First, something delicious for the ears:

Chu Berry And His “Little Jazz” Ensemble: Roy Eldridge, trumpet; Chu Berry, tenor saxophone; Clyde Hart, piano; Danny Barker, guitar; Artie Shapiro, string bass; Sidney Catlett, drums.  New York, November 10, 1938.

That is a compact way to introduce you (or remind you) to the joyous mastery of Sidney Catlett — Big Sid to many — not only in his dancing solo, but in his subtly powerful propulsion throughout.

That recording is well-documented: “46 West 52” was the address of the Commodore Music Shop at the time, and the improvisation is based on SWEET GEORGIA BROWN.

The eight photographs that I share with you below came to me without equally detailed documentation.  Each one is stamped “BY-LINE FEATURES” on the back, and someone had penciled in SID CATLETT.  As well, pencil notations may be “cleared 46” and “tkn 45,” but I am not sure.  They emerged on eBay over a month or so from a company apparently based in Iceland, and, Reader, I bought them.  The company applied numbers to them, which I have followed below, although this sequence may be arbitrary.  What I can presume is that a photographer caught Sidney in a solo . . . gorgeously, both his body and his facial expressions making these photographs both intimate and dramatic.

Right now, the question I am enjoying is how to hang them on my wall or walls.









And that’s not all.

In May 1948, Sidney took what I believe was his first overseas trip (Mel Powell recalled that Sid was terrified of flying) to appear at the first Nice Jazz Festival with Louis Armstrong’s All-Stars: Louis, Jack Teagarden, Earl Hines, Arvell Shaw, and Velma Middleton — which resulted in these three pictures, recently shared with the world by Jean Labaye: they come from the archives of the Hot Club of France:

Upon arrival:

The recipient, properly, of flowers:

and onstage:

I presume “Hot-Revue” was a jazz magazine, thus . . .

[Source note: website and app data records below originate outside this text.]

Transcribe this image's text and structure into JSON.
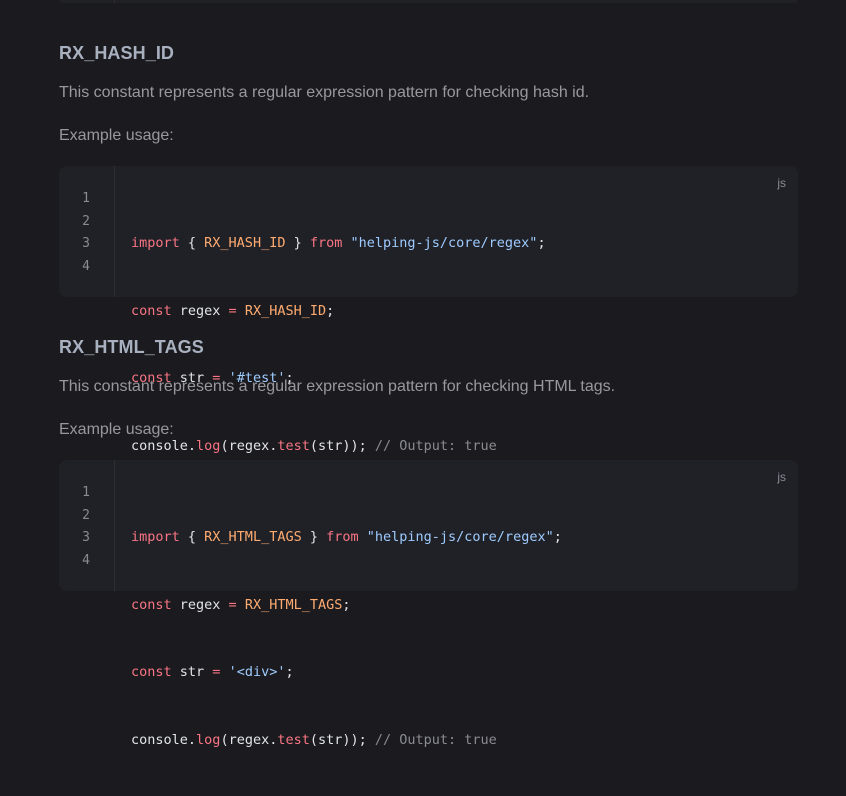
{
  "sections": [
    {
      "heading": "RX_HASH_ID",
      "description": "This constant represents a regular expression pattern for checking hash id.",
      "example_label": "Example usage:",
      "code": {
        "lang": "js",
        "line_numbers": [
          "1",
          "2",
          "3",
          "4"
        ],
        "lines": [
          {
            "t1": "import",
            "t2": " { ",
            "t3": "RX_HASH_ID",
            "t4": " } ",
            "t5": "from",
            "t6": " ",
            "t7": "\"helping-js/core/regex\"",
            "t8": ";"
          },
          {
            "t1": "const",
            "t2": " regex ",
            "t3": "=",
            "t4": " ",
            "t5": "RX_HASH_ID",
            "t6": ";"
          },
          {
            "t1": "const",
            "t2": " str ",
            "t3": "=",
            "t4": " ",
            "t5": "'#test'",
            "t6": ";"
          },
          {
            "t1": "console",
            "t2": ".",
            "t3": "log",
            "t4": "(regex.",
            "t5": "test",
            "t6": "(str)); ",
            "t7": "// Output: true"
          }
        ]
      }
    },
    {
      "heading": "RX_HTML_TAGS",
      "description": "This constant represents a regular expression pattern for checking HTML tags.",
      "example_label": "Example usage:",
      "code": {
        "lang": "js",
        "line_numbers": [
          "1",
          "2",
          "3",
          "4"
        ],
        "lines": [
          {
            "t1": "import",
            "t2": " { ",
            "t3": "RX_HTML_TAGS",
            "t4": " } ",
            "t5": "from",
            "t6": " ",
            "t7": "\"helping-js/core/regex\"",
            "t8": ";"
          },
          {
            "t1": "const",
            "t2": " regex ",
            "t3": "=",
            "t4": " ",
            "t5": "RX_HTML_TAGS",
            "t6": ";"
          },
          {
            "t1": "const",
            "t2": " str ",
            "t3": "=",
            "t4": " ",
            "t5": "'<div>'",
            "t6": ";"
          },
          {
            "t1": "console",
            "t2": ".",
            "t3": "log",
            "t4": "(regex.",
            "t5": "test",
            "t6": "(str)); ",
            "t7": "// Output: true"
          }
        ]
      }
    }
  ]
}
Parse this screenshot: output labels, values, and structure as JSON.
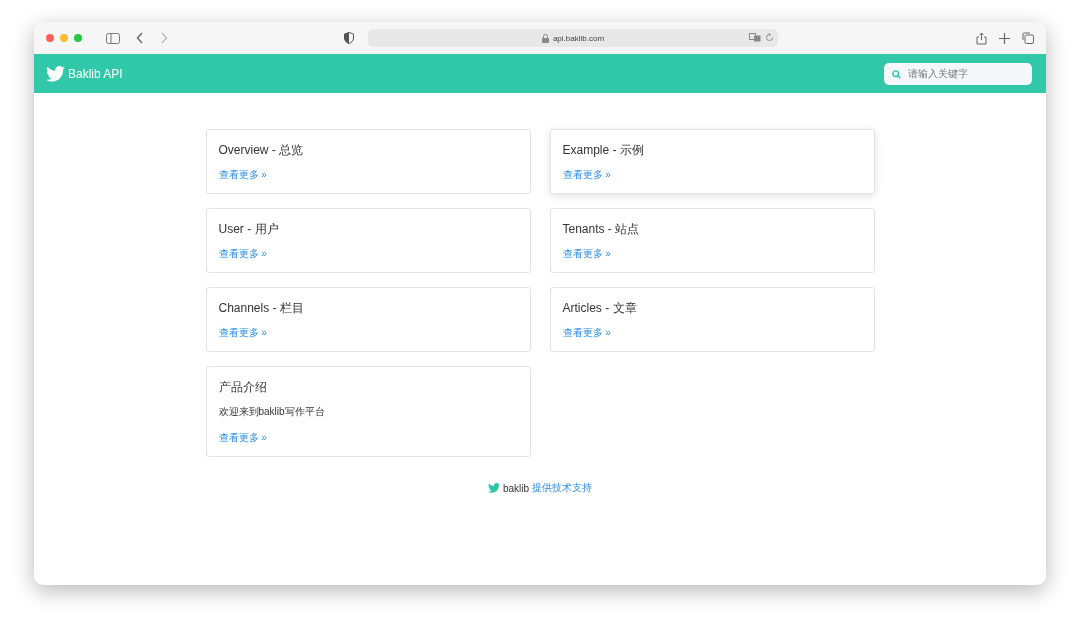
{
  "browser": {
    "url": "api.baklib.com"
  },
  "header": {
    "brand": "Baklib API",
    "search": {
      "placeholder": "请输入关键字"
    }
  },
  "cards": [
    {
      "title": "Overview - 总览",
      "link": "查看更多 »",
      "hovered": false
    },
    {
      "title": "Example - 示例",
      "link": "查看更多 »",
      "hovered": true
    },
    {
      "title": "User - 用户",
      "link": "查看更多 »",
      "hovered": false
    },
    {
      "title": "Tenants - 站点",
      "link": "查看更多 »",
      "hovered": false
    },
    {
      "title": "Channels - 栏目",
      "link": "查看更多 »",
      "hovered": false
    },
    {
      "title": "Articles - 文章",
      "link": "查看更多 »",
      "hovered": false
    },
    {
      "title": "产品介绍",
      "description": "欢迎来到baklib写作平台",
      "link": "查看更多 »",
      "hovered": false
    }
  ],
  "footer": {
    "brand": "baklib",
    "link": "提供技术支持"
  }
}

As they say, “this just in,” thanks to my friend, the jazz scholar-guitarist (who is one-third of a new YouTube series with Loren Schoenberg and Hal Smith on the early recordings of the Benny Goodman band) Nick Rossi — from a 1942 DOWN BEAT.

“Tub thumper,” my Aunt Fanny, but it’s a lovely photograph:

Back to the ears again, for a favorite recording.  James P. Johnson’s Blue Note Jazzmen:  Sidney DeParis, trumpet; Vic Dickenson, trombone; Ben Webster, tenor saxophone; James P. Johnson, piano; Jimmy Shirley, guitar; John Simmons, string bass; Sidney Catlett, drums.  New York, March 4, 1944:

and this, from June 22, 1945, with the Modernists of the time, Charlie Parker and Dizzy Gillespie, at Town Hall in New York City, in concert, with Al Haig, piano; Curley Russell, string bass; Symphony Sid Torin, MC.  The crowd doesn’t want to let Sid go:

More than once, I’ve had a non-jazz friend ask me, “What so fascinates you about this man?”  I said, “In no order.  He led a Dionysiac life and died young — surrounded by friends and he had just told a good story.  He made his presence known and was instantly recognizable as himself, but he selflessly made everyone sound better.  He is missed.”

May your happiness increase!